Exercise instructions:
An accurate, complete copy of the records below is required.

Excerpts from a dataset
▬▬▬▬▬▬

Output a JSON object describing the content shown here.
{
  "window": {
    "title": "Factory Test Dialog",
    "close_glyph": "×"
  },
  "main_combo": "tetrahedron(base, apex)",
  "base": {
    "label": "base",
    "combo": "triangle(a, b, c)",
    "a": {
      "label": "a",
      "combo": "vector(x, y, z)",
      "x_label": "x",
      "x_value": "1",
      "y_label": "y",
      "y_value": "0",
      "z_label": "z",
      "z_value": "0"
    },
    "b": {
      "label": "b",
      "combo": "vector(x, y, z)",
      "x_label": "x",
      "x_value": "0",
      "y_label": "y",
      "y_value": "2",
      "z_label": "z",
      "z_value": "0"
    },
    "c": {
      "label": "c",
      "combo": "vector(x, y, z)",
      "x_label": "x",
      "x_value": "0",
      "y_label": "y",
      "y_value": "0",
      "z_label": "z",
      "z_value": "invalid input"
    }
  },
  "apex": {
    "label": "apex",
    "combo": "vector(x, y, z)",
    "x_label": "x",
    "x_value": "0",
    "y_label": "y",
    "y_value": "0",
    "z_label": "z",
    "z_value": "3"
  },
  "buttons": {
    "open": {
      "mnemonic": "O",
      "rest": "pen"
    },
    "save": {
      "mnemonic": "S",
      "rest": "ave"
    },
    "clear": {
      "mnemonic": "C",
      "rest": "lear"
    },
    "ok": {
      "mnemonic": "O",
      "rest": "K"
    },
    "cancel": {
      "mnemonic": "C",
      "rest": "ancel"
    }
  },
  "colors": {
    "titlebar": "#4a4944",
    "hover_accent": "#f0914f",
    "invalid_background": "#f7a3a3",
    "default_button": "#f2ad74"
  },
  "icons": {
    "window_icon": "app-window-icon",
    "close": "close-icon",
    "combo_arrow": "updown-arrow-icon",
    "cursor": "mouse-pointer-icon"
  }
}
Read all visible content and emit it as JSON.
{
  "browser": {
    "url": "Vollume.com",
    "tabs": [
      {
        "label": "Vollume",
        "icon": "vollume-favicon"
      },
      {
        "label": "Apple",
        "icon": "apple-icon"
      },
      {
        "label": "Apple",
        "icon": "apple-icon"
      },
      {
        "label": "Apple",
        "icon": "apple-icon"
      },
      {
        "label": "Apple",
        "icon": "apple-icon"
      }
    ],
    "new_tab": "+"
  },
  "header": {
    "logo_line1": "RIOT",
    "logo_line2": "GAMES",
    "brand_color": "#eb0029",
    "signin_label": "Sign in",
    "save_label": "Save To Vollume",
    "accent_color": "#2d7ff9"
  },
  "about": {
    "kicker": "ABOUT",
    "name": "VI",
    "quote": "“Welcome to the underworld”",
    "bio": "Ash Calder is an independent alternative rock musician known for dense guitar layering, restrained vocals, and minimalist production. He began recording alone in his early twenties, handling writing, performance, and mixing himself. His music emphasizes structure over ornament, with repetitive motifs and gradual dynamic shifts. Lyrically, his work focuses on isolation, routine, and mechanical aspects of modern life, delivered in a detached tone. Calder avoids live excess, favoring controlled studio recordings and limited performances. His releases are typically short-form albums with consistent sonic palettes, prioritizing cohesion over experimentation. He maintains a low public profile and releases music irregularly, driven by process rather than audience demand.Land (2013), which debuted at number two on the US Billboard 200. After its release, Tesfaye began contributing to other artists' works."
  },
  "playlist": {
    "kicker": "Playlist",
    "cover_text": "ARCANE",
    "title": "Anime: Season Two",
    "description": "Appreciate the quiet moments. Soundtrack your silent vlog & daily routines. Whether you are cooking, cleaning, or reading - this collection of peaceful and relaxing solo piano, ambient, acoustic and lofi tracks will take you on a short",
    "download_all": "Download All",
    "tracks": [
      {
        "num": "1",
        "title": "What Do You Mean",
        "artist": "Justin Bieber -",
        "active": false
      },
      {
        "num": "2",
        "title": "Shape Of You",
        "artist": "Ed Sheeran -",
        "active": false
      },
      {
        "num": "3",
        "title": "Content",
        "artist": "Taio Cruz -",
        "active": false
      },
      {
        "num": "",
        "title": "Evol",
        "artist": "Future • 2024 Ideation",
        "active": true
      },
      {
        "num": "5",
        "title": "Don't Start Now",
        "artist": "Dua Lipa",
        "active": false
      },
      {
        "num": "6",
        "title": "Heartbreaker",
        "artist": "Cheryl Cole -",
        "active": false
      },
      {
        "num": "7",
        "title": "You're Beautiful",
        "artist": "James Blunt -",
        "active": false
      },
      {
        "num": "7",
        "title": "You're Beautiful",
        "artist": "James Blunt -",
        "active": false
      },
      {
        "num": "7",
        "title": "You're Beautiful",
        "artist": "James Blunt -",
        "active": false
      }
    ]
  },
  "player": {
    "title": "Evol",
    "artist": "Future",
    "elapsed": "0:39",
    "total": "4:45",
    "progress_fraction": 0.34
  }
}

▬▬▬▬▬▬

Exercise response:
Output a JSON object describing the content shown here.
{
  "window": {
    "title": "Factory Test Dialog",
    "close_glyph": "×"
  },
  "main_combo": "tetrahedron(base, apex)",
  "base": {
    "label": "base",
    "combo": "triangle(a, b, c)",
    "a": {
      "label": "a",
      "combo": "vector(x, y, z)",
      "x_label": "x",
      "x_value": "1",
      "y_label": "y",
      "y_value": "0",
      "z_label": "z",
      "z_value": "0"
    },
    "b": {
      "label": "b",
      "combo": "vector(x, y, z)",
      "x_label": "x",
      "x_value": "0",
      "y_label": "y",
      "y_value": "2",
      "z_label": "z",
      "z_value": "0"
    },
    "c": {
      "label": "c",
      "combo": "vector(x, y, z)",
      "x_label": "x",
      "x_value": "0",
      "y_label": "y",
      "y_value": "0",
      "z_label": "z",
      "z_value": "invalid input"
    }
  },
  "apex": {
    "label": "apex",
    "combo": "vector(x, y, z)",
    "x_label": "x",
    "x_value": "0",
    "y_label": "y",
    "y_value": "0",
    "z_label": "z",
    "z_value": "3"
  },
  "buttons": {
    "open": {
      "mnemonic": "O",
      "rest": "pen"
    },
    "save": {
      "mnemonic": "S",
      "rest": "ave"
    },
    "clear": {
      "mnemonic": "C",
      "rest": "lear"
    },
    "ok": {
      "mnemonic": "O",
      "rest": "K"
    },
    "cancel": {
      "mnemonic": "C",
      "rest": "ancel"
    }
  },
  "colors": {
    "titlebar": "#4a4944",
    "hover_accent": "#f0914f",
    "invalid_background": "#f7a3a3",
    "default_button": "#f2ad74"
  },
  "icons": {
    "window_icon": "app-window-icon",
    "close": "close-icon",
    "combo_arrow": "updown-arrow-icon",
    "cursor": "mouse-pointer-icon"
  }
}
Read all visible content and emit it as JSON.
{
  "browser": {
    "url": "Vollume.com",
    "tabs": [
      {
        "label": "Vollume",
        "icon": "vollume-favicon"
      },
      {
        "label": "Apple",
        "icon": "apple-icon"
      },
      {
        "label": "Apple",
        "icon": "apple-icon"
      },
      {
        "label": "Apple",
        "icon": "apple-icon"
      },
      {
        "label": "Apple",
        "icon": "apple-icon"
      }
    ],
    "new_tab": "+"
  },
  "header": {
    "logo_line1": "RIOT",
    "logo_line2": "GAMES",
    "brand_color": "#eb0029",
    "signin_label": "Sign in",
    "save_label": "Save To Vollume",
    "accent_color": "#2d7ff9"
  },
  "about": {
    "kicker": "ABOUT",
    "name": "VI",
    "quote": "“Welcome to the underworld”",
    "bio": "Ash Calder is an independent alternative rock musician known for dense guitar layering, restrained vocals, and minimalist production. He began recording alone in his early twenties, handling writing, performance, and mixing himself. His music emphasizes structure over ornament, with repetitive motifs and gradual dynamic shifts. Lyrically, his work focuses on isolation, routine, and mechanical aspects of modern life, delivered in a detached tone. Calder avoids live excess, favoring controlled studio recordings and limited performances. His releases are typically short-form albums with consistent sonic palettes, prioritizing cohesion over experimentation. He maintains a low public profile and releases music irregularly, driven by process rather than audience demand.Land (2013), which debuted at number two on the US Billboard 200. After its release, Tesfaye began contributing to other artists' works."
  },
  "playlist": {
    "kicker": "Playlist",
    "cover_text": "ARCANE",
    "title": "Anime: Season Two",
    "description": "Appreciate the quiet moments. Soundtrack your silent vlog & daily routines. Whether you are cooking, cleaning, or reading - this collection of peaceful and relaxing solo piano, ambient, acoustic and lofi tracks will take you on a short",
    "download_all": "Download All",
    "tracks": [
      {
        "num": "1",
        "title": "What Do You Mean",
        "artist": "Justin Bieber -",
        "active": false
      },
      {
        "num": "2",
        "title": "Shape Of You",
        "artist": "Ed Sheeran -",
        "active": false
      },
      {
        "num": "3",
        "title": "Content",
        "artist": "Taio Cruz -",
        "active": false
      },
      {
        "num": "",
        "title": "Evol",
        "artist": "Future • 2024 Ideation",
        "active": true
      },
      {
        "num": "5",
        "title": "Don't Start Now",
        "artist": "Dua Lipa",
        "active": false
      },
      {
        "num": "6",
        "title": "Heartbreaker",
        "artist": "Cheryl Cole -",
        "active": false
      },
      {
        "num": "7",
        "title": "You're Beautiful",
        "artist": "James Blunt -",
        "active": false
      },
      {
        "num": "7",
        "title": "You're Beautiful",
        "artist": "James Blunt -",
        "active": false
      },
      {
        "num": "7",
        "title": "You're Beautiful",
        "artist": "James Blunt -",
        "active": false
      }
    ]
  },
  "player": {
    "title": "Evol",
    "artist": "Future",
    "elapsed": "0:39",
    "total": "4:45",
    "progress_fraction": 0.34
  }
}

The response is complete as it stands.